Now, encouraging children to run in a gallery is not necessarily the best model, and this ‘cards in the corner’ method is only one way of approaching the gallery. But for my children this was the perfect gallery experience and they can’t wait to go to more galleries! (For active 4 and 5 year olds, this impressed me!)

Questions on the cards such as ‘what do you think this work sounds like’ sparked conversations about the work that I never would have anticipated. Anicas favourite work was of the inside of a beating heart (according to her), Anne Morrisons Camouflage, 2015. Elkas favourite work she told us was of the 3 little pigs houses (and one more) – Paul Gundrys Suburban Bushland, 2011.


As an adult (with an honours degree in fine art under my belt) I was not disappointed at what the gallery had to offer adults either. There is no sense that the work has been ‘dumbed down for the kids.’ I enjoyed my time there as much as the kids, and had plenty to keep myself occupied with as the kids enjoyed adding their own creations to Janine Morris’s Mater, 2015.


Over all we spent a good solid 30min engrossed in the gallery (right up until closing time), we’ve spent a good deal of time with the gallery cards afterwards, and we’ll head back again with friends to see more another day soon. I can’t recommend the experience highly enough!

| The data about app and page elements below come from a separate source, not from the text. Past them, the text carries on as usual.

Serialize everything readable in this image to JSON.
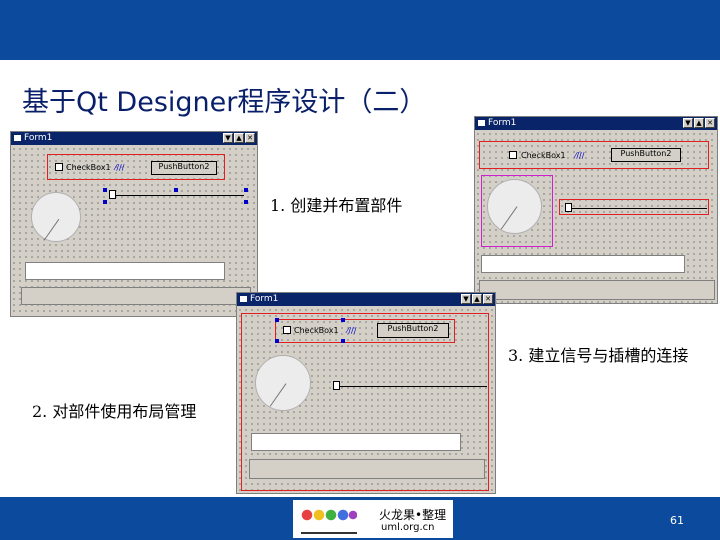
{
  "slide": {
    "title": "基于Qt Designer程序设计（二）",
    "page_number": "61"
  },
  "steps": [
    "1. 创建并布置部件",
    "2. 对部件使用布局管理",
    "3. 建立信号与插槽的连接"
  ],
  "windows": [
    {
      "title": "Form1",
      "checkbox_label": "CheckBox1",
      "button_label": "PushButton2"
    },
    {
      "title": "Form1",
      "checkbox_label": "CheckBox1",
      "button_label": "PushButton2"
    },
    {
      "title": "Form1",
      "checkbox_label": "CheckBox1",
      "button_label": "PushButton2"
    }
  ],
  "window_buttons": {
    "dropdown": "▼",
    "minimize": "▲",
    "close": "✕"
  },
  "icons": [
    "window-icon",
    "dial-icon",
    "slider-icon",
    "logo-icon"
  ],
  "logo": {
    "name": "火龙果•整理",
    "sub": "uml.org.cn"
  },
  "colors": {
    "header": "#0b4a9c",
    "title_text": "#0a1f6a",
    "highlight_red": "#e02020",
    "highlight_magenta": "#d020d0"
  }
}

Opening times
March 6 – April 4 2015

Monday to Friday: 10am – 5pm
Saturday: 10am – 2pm

Moonah Arts Centre
65 Hopkins Street, Moonah TAS

Free entry.


The letters in focus are not usually in alphabetical – rather associated with things that happen though the year (ie E near Easter etc) in such a way that the associated activities are appropriate (ie playing with ice is more fun in summer, growing beans will work better in spring etc!) …but this time we have some alphabetical order O is followed by P!

Letter: P

Creature: Penguin

Country: Puru (think Inca civilisation!)

Focus learning areas: Planes and Passports

(we are travelling during this time so there may be some delay in posts as we move between internet friendly destinations.)

In the following posts I will detail more activities surrounding each of these areas, but for now simply pop your P printables (from earlier, find them here) in your mail box ready for your little one to discover their new letter!


Keeping with our watery theme we’re moving onto Octopuses in the Ocean. We’re also getting a bit of a taste for the concept of an omnivore, and getting our big history in check as we come to terms with that long period of ‘the olden days’ (Dinosaurs to daddy’s childhood!)

Letter: O

Creature: Octopus

Country: Oman

Focus learning areas: Oceans and the “olden days” (big history concepts)

In the following posts I will detail more activities surrounding each of these areas, but for now simply pop your O printables (from earlier, find them here) in your mail box ready for your little one to discover their new letter!


Keeping with our watery theme we’re moving from Seahorses to Whales (with some wild wind and water thrown in for good measure) Above the waves we sail to Wallis and Futuna (The two island groups in the South Pacific between Fiji and Samoa) for a little volcanic experiment. We’ll also be looking at a little wind and water power, and seeing what makes the weather.

Letter: W

Creature: Whale

Country: Wallis and Futuna

Focus learning areas: Water and Weather.

In the following posts I will detail more activities surrounding each of these areas, but for now simply pop your W printables (from earlier, find them here) in your mail box ready for your little one to discover their new letter!